People who constantly exercise their thumbs by using their smartphones could ultimately be harming their physical health.
A new study by researchers at Kent State University found a link between heavy cellphone use and reduced fitness levels among college students.
Researchers Andrew Lepp and Jacob E. Barkley, associate professors in Kent State’s College of Education, Health and Human Services, found college students who reported the highest cellphone use – averaging 14 hours a day – were less fit than those who used the devices less often.
“There’s no ‘phone potato’ term, but maybe there should be,” Barkley said. “We’re just scratching the surface here. I don’t think they think about the consequences of sitting and playing with your phone.”
Lepp and Barkley decided to conduct the study to see whether using cellphones — despite their portability — shared the same ties to inactivity as playing traditional video games and watching TV.
“There’s been evidence that those types of behaviors that are defined as sedentary are inversely related to fitness,” Barkley said. “The phones now, especially the smartphones, offer access to all those behaviors we have defined as sedentary.”
The researchers surveyed more than 300 Kent State students about their cellphone use and broke them into three categories: low users who averaged 101 minutes daily, moderate users averaging 283 minutes and high users averaging 840 minutes.

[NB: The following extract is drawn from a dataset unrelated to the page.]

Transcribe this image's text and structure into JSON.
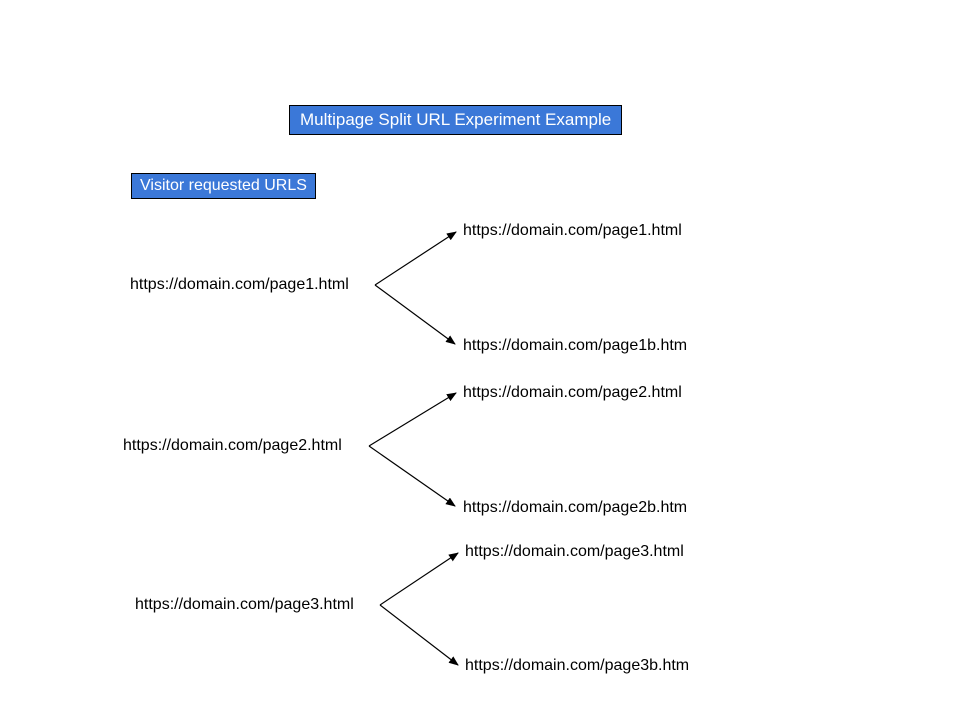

Activities that counted toward the total include making calls, texting, sending or reading e-mails, playing games, surfing the Internet, watching videos and using social media. Listening to music wasn’t included.
Students were given a test similar to a stress test to measure cardiorespiratory fitness.
“If you were someone who used the phone a lot,” Barkley said, “you were less fit.”
One explanation: Frequent cellphone users were more likely to report missing out on physical activities such as walking, running, swimming, working out or playing basketball, soccer, football, lacrosse or racquetball to use their devices.
Results were published recently by the International Journal of Behavioral Nutrition and Physical Activity.